* Let quality of possible outcome also influence your decisions *
I did this sketch when I was a part of an expedition that was being planned to climb Mt. Everest in 1997 to commemorate the Golden Jubilee of Indian Independence. We had enthusiastically started planning on multiple fronts: equipment details, procurement of oxygen cylinders, food planning, physical fitness, … and fund raising! The budget was humungous – Rs. 1.2 crores (Indian Rupees 12 million). But by the time the deadline to pay royalty fees to the Government of Nepal for booking a ‘slot’ on that mountain for the summer of 1997 came upon us, we had managed to raise only about half of our budget. The leader, Hrishikesh Yadav, called for a meeting. And we took a decision to abort our attempt and return all donations.

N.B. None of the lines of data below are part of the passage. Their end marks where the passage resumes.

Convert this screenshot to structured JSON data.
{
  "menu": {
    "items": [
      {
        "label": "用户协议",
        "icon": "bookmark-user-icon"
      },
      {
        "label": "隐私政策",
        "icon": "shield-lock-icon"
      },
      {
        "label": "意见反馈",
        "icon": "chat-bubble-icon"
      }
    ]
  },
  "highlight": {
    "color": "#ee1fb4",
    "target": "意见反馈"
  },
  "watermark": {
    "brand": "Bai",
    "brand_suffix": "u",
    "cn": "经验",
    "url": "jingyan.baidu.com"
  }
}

The decision obviously was not an easy one. An expedition of this magnitude requires dedicated time and effort by a multitude of people, not just the climbers. The climbers themselves had aspired and committed to undertake a venture that is the stuff of dreams. Out of the many considerations that made us take that hard decision, one stood out for me: if we go on this small a budget then we would be mounting a substandard expedition. To me that consideration held a world of meaning.
That was not the first time I had seen effective leaders say ‘no’. And I have also seen people hold on to decisions, projects, businesses and even ideas as if their lives depended on it. Saying No is indeed an option that is not easily visible. And I had learnt it the hard way, when I myself had been prey to being blind to such an option.
It was in 1991 that I was leading the summer project ‘Paulkhuna’ organised under the aegis of our trust ROOTS. We used to conduct 1-week outdoor education programmes for 8 to 14 year olds during their school time, and a variety of events during the rest of the year. ‘Paulkhuna’ translates to ‘footsteps’, and symbolized the impact that ROOTS was gradually making in the field of outdoor education in India. This event was planned to have five groups of children start from five different points in the state of Maharashtra and zero in on our campsite on the shores of Lake Mulshi. Each route had a leader while I was supposed to lead the whole project.
Mark the words ‘supposed to lead’! ROOTS was the idea of Vasant Limaye, one of the most charismatic leaders I have had the privilege of having worked with and observe from up close. During that summer he was out in the U.K. on work. Without him overseeing me lead ‘Paulkhuna’, I was at sea. I had no idea of how to help team members by providing structure, outlining tasks, setting deadlines, reviewing progress, etc. etc. Most of us were in our mid-twenties, all hikers and climbers, and had never undertaken such events which were also receiving a lot of publicity in media, including state television. I had lost control quickly, and by the time Vasant returned, pretty close the date of the start of ‘Paulkhuna’, the project was floundering. I distinctly remember the meeting where we reviewed progress made on the planning of each of the five routes. It became apparent that only two of the five routes were on some firm footing. I was hurt, ashamed, and was blaming my friends for not having delivered. I expected Vasant to blow a fuse. Instead, he turned to me and offered a way forward, still asking me, the designated leader, for a final opinion: that ‘Paulkhuna’ could go ahead with just the two routes which now could be planned out in detail in the limited time we had. My immediate feeling was of intense astonishment that such a thing could even be considered! Drop three out of five routes?! And then, fortunately, I saw the wisdom in it, and the next immediate feeling was of relief washing over me. That was a defining moment for me which has contributed so much in making life easy in the context of ‘judgment and decision making’.
P.S. Back in 1997, while I chose to opt out of any further attempts on Mt. Everest, some of my friends continued and mounted another expedition in 1998 from its north side. Two people, Surendra Chavan and Luvraj Dharamshaktu, made it to the summit, albeit with the help of Sherpas.